WHAT IS NEEDED:
From the entries below, copy every line that has the word "value".

PROVIDED DATA:
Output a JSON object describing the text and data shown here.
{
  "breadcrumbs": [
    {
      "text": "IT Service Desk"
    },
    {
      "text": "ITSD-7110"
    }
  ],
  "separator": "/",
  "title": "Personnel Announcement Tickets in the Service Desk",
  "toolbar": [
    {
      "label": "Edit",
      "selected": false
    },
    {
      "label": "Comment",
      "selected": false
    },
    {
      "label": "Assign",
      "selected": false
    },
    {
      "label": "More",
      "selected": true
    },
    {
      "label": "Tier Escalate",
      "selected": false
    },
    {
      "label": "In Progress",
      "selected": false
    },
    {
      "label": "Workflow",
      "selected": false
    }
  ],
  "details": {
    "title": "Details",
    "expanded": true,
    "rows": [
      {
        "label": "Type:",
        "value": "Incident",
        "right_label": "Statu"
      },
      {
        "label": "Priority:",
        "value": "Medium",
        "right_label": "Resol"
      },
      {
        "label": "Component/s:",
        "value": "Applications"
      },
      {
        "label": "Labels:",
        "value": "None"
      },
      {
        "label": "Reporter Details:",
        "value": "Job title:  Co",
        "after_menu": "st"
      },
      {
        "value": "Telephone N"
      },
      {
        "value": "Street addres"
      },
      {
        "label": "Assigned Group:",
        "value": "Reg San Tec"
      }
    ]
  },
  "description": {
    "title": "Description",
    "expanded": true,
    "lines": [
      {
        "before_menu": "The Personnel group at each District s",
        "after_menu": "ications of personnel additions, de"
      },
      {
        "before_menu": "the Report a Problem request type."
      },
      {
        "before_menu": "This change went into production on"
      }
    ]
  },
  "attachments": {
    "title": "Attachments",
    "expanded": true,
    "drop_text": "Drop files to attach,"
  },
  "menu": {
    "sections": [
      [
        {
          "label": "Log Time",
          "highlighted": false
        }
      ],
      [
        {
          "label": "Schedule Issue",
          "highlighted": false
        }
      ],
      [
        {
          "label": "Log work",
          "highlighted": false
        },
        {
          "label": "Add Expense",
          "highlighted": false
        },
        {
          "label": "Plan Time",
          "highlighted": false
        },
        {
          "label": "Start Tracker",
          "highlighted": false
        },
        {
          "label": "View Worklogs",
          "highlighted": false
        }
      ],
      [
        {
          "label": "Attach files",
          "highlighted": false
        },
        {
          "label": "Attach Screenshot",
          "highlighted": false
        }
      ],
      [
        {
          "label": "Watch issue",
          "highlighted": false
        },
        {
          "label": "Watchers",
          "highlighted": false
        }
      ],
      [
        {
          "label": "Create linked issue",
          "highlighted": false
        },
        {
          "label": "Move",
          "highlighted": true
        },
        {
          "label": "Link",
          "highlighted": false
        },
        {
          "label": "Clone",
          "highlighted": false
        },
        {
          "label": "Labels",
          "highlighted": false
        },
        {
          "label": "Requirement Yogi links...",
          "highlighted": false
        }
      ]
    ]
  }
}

COMPLETED TASK:
        "value": "Incident",
        "value": "Medium",
        "value": "Applications"
        "value": "None"
        "value": "Job title:  Co",
        "value": "Telephone N"
        "value": "Street addres"
        "value": "Reg San Tec"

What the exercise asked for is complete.